Criticism is a disinterested endeavor to learn and propagate the best that is known and thought in the world.
Eutrapelia. "A happy and gracious flexibility," Pericles calls this quality of the Athenians...lucidity of thought, clearness and propriety of language, freedom from prejudice and freedom from stiffness, openness of mind, and amiability of manners.
Friends who set forth at our side, Falter, are lost in the storm. We, we only, are left!
'He knows', says Hebraism, 'his Bible!'-whenever we hear this said, we may, without any elaborate defense of culture, content ourselves with answering simply: 'No man, who knows nothing else, knows even his Bible.'
I am bound by my own definition of criticism: a disinterested endeavor to learn and propagate the best that is known and thought in the world.
In our English popular religion the common conception of a future state of bliss is that of ... a kind of perfected middle-class home, with labor ended, the table spread, goodness all around, the lost ones restored, hymnody incessant.

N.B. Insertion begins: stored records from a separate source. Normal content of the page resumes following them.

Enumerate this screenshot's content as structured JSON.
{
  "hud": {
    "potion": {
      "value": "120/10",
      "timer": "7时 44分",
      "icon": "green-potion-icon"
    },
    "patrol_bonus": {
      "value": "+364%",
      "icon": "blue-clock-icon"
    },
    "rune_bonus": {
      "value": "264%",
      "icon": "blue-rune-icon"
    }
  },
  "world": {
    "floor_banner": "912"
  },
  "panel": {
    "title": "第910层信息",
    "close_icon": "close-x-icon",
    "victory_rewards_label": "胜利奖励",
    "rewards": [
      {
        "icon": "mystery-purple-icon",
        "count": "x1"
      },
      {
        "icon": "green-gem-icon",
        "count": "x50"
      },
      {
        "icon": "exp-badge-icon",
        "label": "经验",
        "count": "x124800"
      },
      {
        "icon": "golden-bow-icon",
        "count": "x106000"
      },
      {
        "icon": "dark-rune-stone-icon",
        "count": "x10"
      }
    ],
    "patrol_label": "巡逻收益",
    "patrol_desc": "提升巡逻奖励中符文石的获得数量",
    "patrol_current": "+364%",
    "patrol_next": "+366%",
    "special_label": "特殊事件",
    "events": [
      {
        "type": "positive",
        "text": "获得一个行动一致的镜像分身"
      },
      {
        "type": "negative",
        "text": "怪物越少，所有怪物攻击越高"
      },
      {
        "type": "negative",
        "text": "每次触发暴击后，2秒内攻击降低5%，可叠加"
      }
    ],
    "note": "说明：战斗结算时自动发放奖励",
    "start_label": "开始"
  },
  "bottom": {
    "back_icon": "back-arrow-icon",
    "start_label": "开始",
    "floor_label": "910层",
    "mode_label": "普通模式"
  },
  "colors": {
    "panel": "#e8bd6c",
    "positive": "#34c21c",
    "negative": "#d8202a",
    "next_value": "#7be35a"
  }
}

Life is not a having and a getting, but a being and a becoming.
No man, who knows nothing else, knows even his Bible.
On Sundays, at the matin-chime, The Alpine peasants, two and three, Climb up here to pray; Burghers and dames, at summer's prime, Ride out to church from Chamberry, Dight with mantles gay, But else it is a lonely time Round the Church of Brou.
Physician of the Iron Age, Goethe has done his pilgrimage. He took the suffering human race, he read each wound, each weakness clear ? and struck his finger on the place, and said ? Thou ailest here, and here.
Screen'd is this nook o'er the high, half-reap'd field, and here till sundown, Shepherd, will I be. Through the thick corn the scarlet poppies peep, and round green roots and yellowing stalks I see pale blue convolvulus in tendrils creep: and air-swept lindens yield their scent, and rustle down their perfumed showers of bloom on the bent grass where I am laid, and bower me from the August sun with shade; and the eye travels down to Oxford's towers...
That which in England we call the middle class is in America virtually the nation.
The free-thinking of one age is the common sense of the next.
The need of expansion is as genuine an instinct in man as the need in a plant for the light, or the need in man himself for going upright. The love of liberty is simply the instinct in man for expansion.
The translator of Homer should above all be penetrated by a sense of four qualities of his author: ? that he is eminently rapid; that he is eminently plain and direct both in the evolution of his thought and in the expression of it, that is, both in his syntax and in his words; that he is eminently plain and direct in the substance of his thought, that is, in his matter and ideas; and, finally, that he is eminently noble.
They who await no gifts from chance have conquered fate.
To its own impulse every creature stirs; live by thy light, and earth will live by hers!